FINANCE minister Mthuli Ncube, pictured, says he will adequately fund security forces and anti-graft bodies going forward, in a bid to secure peace and the ease of doing business in the country, the Daily News reports.
Launching the 2021 pre-national budget strategy in Harare on Friday, Ncube said securing a peaceful socio-political environment was critical for the attainment of economic growth and development.
“If you don’t have peace in the country you can’t invest, you can’t move around easily or feel safe. It is terrible for doing business. So, peace is very important.
“Capacitation of our law enforcement agencies is, therefore, critical — whether it’s the police, the army, whoever it’s … We want to make sure that they are well-resourced.
“Ideally, what we need is cantonment. You don’t want your military to be living among civilians as if it’s the norm … So, we will continue doing what we have been doing to make sure peace and cantonment are achieved,” Ncube said.
“In some cases, when you have a small issue in your house then you … have to offer police transport as the victim. That ought to be a thing of the past.
“We want to capacitate our police and deal with corruption and ensure that the agencies tasked to deal with corruption are adequately capacitated, be it the Zimbabwe Anti-Corruption Commission (Zacc) or the police. That is a critical element for ease of doing business,” he added.
Ncube said while the country was expected to experience a negative 4,5 percent growth this year, projections were that the country would achieve an average growth of five percent in the next three years.
“We will want to maintain a growth rate average of five percent until the year 2030. If we do that, we will reach upper middle income for sure … there is nothing stopping us from doing this,” he said.
Speaking ahead of last year’s national Budget, Ncube similarly warned that maintaining peace in the country was not an option.
This came as long-suffering Zimbabweans, including those serving in the military and police, continued to reel from the country’s deepening economic crisis at the time — which raised political temperatures in the country.
Ncube also told the Daily News in an exclusive interview then that citizens who questioned huge budget allocations to the Defence and Home Affairs ministries were offside as this “should be the norm, as they are important for maintaining peace” in the country.
“Peace comes at a cost. So, you pay for the peace … we consume peace, it’s a service. Just try war and see what happens to the value of everything when you have instability.
“People complain about soldiers this and that, but let me tell you, if we do not have peace you will have huge problems,” he said.
“We are also working on a programme to acquire motorcycles and vehicles (for the police) … they should not be driving BMWs but mushika-shikas. That is the way to go.
“In South Africa, the police are driving mushika-shikas, not BMWs.
“It’s very important that we should make sure that the security cluster is well funded, that soldiers have a decent meal, three meals a day, as well as the police,” Ncube told the Daily News at the time.

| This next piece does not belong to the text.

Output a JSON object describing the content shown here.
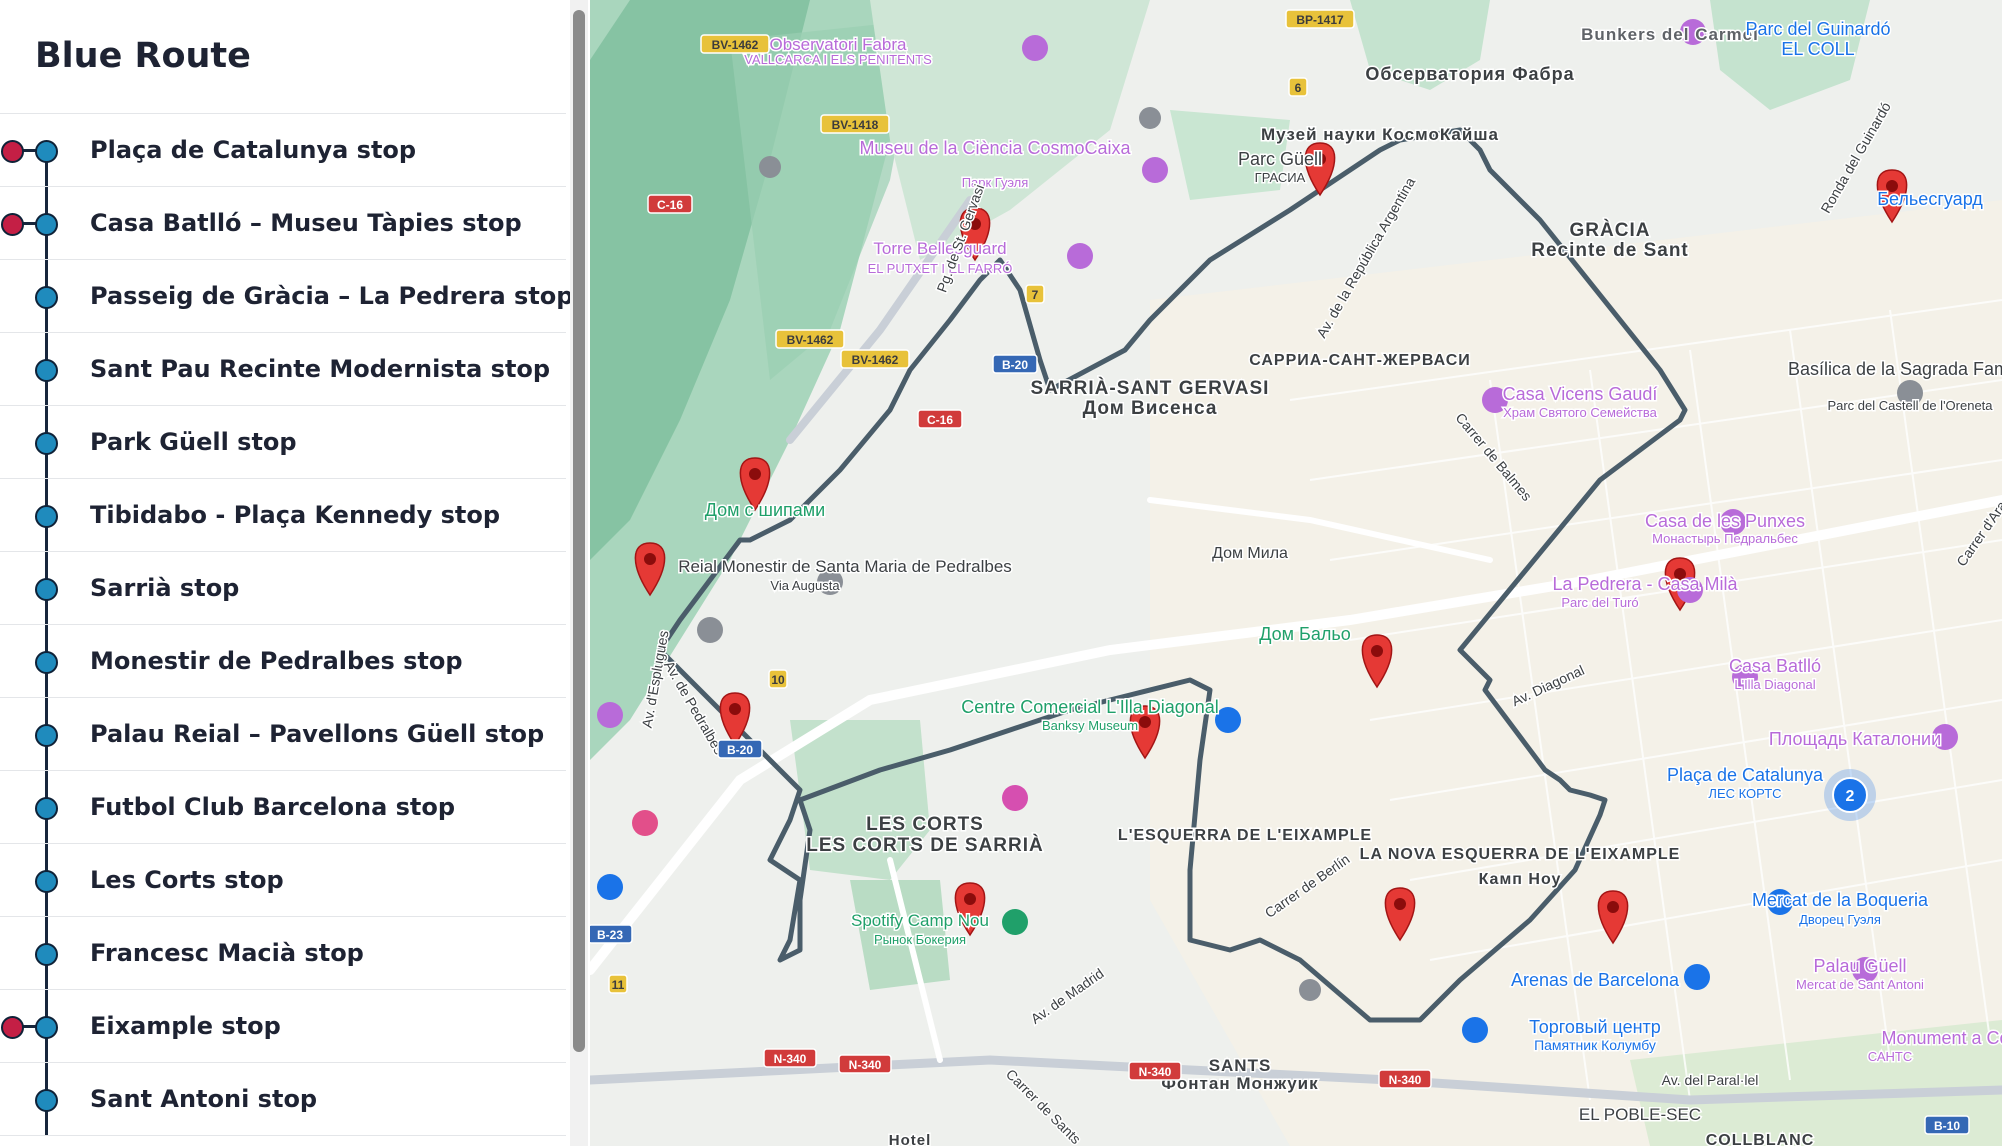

“Right now police can’t respond to incidents of crime because there are no motorcycles, no vehicles and so forth. They also have nowhere decent to live. So, think about their accommodation … and the same applies to the military.
“So, all of this is critically important. These are not things you do in one year, but food is for tomorrow … transportation and housing you do it over time,” he added.
He said Zimbabweans should not see shadows behind the government’s plans to improve the welfare of the security sector.
This came as critics had argued over the years that the huge allocations to the security forces capacitated them to crush the opposition and pro-democracy groups.
“I don’t think people should have a debate about that. We do need a police force that is funded. We all consume police services, and we consume peace through a working army.
“Prisoners as well need rights … don’t you think so? They deserve to be in light. So, if we have darkness in prison that won’t work … Even lack of proper prison uniforms, that is not very good either.
“Those are basic things that any normal country should provide. There should not be any controversy whatsoever over this,” Ncube told the Daily News further.